Update: At the request of county staff, the work session has been set over one week, to 1 p.m. Aug. 16 in conference room 698 at the Public Service Center.

The Clark County Council has scheduled a work session to further explore the idea of creating a small public defender's office. 

The session, which is open to the public, will be 1 p.m. Aug. 9 in conference room 698 at the Public Service Center. Councilors don't typically take public testimony at work sessions. Instead, it's a time for them to ask questions of staff members. 

Defense attorneys who have contracts with the county to represent people who qualify for court-appointed counsel were initially told July 12 that the council was expected to approve the proposal and it would be effective Sept. 1. The issue hadn't yet been discussed with the council, however, and during a July 19 meeting the five members of the board said they wanted a work session and hear more about the proposal before advancing it to a public hearing and putting it to a vote. 

The Columbian recently had an article on the proposal, and Chairman Marc Boldt said he and other councilors are wary of creating new staff positions.

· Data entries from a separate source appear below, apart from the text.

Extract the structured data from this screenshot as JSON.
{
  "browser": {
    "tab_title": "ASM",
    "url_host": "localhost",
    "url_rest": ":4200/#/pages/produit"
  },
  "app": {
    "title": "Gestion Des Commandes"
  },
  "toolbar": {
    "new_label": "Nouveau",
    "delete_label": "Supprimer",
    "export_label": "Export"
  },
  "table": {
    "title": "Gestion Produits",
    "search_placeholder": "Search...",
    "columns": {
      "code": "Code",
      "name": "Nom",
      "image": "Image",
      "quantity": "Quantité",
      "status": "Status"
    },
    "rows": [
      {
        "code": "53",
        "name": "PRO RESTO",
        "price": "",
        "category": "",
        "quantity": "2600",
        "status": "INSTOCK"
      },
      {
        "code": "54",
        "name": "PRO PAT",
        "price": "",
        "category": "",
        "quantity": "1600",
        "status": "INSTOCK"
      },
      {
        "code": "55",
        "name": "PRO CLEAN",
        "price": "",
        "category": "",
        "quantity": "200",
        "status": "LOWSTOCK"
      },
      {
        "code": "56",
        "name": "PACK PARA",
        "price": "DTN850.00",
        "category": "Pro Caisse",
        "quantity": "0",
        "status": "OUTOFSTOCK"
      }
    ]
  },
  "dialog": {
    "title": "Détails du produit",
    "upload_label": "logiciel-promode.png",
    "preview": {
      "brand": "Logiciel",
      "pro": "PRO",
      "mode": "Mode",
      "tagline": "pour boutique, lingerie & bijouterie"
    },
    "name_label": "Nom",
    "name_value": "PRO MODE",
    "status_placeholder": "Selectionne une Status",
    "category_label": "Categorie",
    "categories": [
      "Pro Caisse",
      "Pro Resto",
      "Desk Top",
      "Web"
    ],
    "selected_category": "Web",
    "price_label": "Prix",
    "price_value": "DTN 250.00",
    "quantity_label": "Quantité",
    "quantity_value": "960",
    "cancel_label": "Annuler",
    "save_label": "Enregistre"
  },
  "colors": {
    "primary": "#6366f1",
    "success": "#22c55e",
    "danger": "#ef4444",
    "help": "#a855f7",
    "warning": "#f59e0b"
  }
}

Jeffrey D. Barrar, P.S.: Vancouver Defenders Jeffrey D. Barrar, P.S.
Vancouver Defenders